Japan-Russia: The Limits of a Strategic Rapprochement Russie.Nei.Visions, No. 104, Ifri, October 2017
By reinforcing hostility between Russia and the West, the Ukraine crisis has shone a spotlight on the limits and contradictions of any Russo-Japanese rapprochement. Russia has grown more dependent on China, just as Japan has become more reliant on the United States.
Russia’s decision to reinvest in the Far East, both politically and militarily, and the renewed prominence of security issues in talks over territory, are symptoms of Russia’s hardening stance towards the Western powers, first and foremost the United States. Russia is also sceptical about the economic benefit of an eventual territorial agreement with Japan.

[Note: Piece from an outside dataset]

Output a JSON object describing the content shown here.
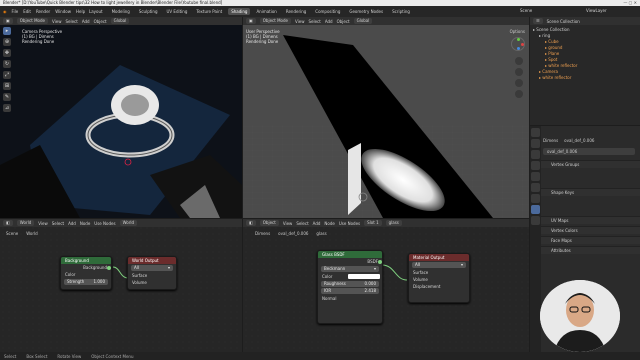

Indeed, the summit between Abe and Putin in December 2016 seemed to herald a new approach: Russia and Japan now favour an improvement in relations that is gradual, pragmatic and wide-ranging. Henceforth, the territorial dispute between Russia and Japan will only be solved once they cooperate better economically, mainly by working together to develop the Southern Kuril Islands. This approach has a number of benefits: it encourages dialogue and regular visits, offers tangible proof, with each “mini-victory”, that the partnership is advancing and allows both governments to feed their populations stage-managed stories of diplomatic triumph. In its early stages, it should finally allow Japan to return to the islands, rather than the islands to return to Japan. Nevertheless, working out how such a project would function in practice remains extremely difficult, not least because it would require the islands to be granted a special status.

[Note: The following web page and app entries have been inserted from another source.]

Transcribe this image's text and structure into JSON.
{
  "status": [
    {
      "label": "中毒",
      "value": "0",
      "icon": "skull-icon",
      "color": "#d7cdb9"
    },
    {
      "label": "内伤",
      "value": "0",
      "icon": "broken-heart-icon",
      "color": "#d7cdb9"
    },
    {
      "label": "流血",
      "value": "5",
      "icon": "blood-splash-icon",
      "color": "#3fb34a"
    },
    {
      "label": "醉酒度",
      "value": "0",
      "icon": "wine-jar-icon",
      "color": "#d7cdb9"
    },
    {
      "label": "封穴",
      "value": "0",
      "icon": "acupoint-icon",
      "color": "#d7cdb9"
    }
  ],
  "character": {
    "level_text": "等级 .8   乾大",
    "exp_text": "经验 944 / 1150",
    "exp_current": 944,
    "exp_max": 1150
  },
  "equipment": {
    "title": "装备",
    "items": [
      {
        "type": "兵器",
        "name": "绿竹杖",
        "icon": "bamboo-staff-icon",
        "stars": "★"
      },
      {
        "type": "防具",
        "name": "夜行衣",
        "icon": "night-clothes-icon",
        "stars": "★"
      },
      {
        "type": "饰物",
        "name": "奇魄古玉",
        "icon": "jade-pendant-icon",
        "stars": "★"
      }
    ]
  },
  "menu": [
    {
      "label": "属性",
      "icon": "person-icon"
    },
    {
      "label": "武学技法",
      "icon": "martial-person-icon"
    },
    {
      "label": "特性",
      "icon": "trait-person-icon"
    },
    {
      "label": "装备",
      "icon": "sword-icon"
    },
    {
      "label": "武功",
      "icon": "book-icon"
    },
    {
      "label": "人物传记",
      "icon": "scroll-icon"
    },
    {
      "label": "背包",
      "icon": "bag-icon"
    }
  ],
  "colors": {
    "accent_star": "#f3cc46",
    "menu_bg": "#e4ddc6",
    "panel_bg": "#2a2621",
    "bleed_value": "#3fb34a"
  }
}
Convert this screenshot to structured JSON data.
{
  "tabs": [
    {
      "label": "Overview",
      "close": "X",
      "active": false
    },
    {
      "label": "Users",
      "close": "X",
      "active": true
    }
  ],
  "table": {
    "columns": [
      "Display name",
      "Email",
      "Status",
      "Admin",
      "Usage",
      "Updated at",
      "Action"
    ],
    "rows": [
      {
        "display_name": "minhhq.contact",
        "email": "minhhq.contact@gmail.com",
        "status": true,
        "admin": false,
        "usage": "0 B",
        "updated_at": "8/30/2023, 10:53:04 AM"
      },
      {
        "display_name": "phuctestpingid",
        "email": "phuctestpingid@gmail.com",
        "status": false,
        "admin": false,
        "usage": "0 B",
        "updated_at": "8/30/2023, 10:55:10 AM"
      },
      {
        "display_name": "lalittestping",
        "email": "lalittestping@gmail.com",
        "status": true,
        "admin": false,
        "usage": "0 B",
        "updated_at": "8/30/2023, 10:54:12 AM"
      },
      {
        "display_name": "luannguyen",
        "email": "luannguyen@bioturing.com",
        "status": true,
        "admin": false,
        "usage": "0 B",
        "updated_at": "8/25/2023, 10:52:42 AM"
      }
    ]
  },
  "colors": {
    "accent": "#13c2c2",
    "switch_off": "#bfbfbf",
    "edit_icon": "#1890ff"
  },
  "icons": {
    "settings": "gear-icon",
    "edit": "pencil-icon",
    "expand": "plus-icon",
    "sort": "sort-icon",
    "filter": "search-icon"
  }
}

Céline Pajon has been a researcher and Japan specialist at Ifri’s Center for Asian Studies since 2008, where she analyses the evolution of Japanese foreign and defence policies, as well as following the major debates of Japanese political life. Her research also covers the international relations and geo-strategy of the Asia Pacific region.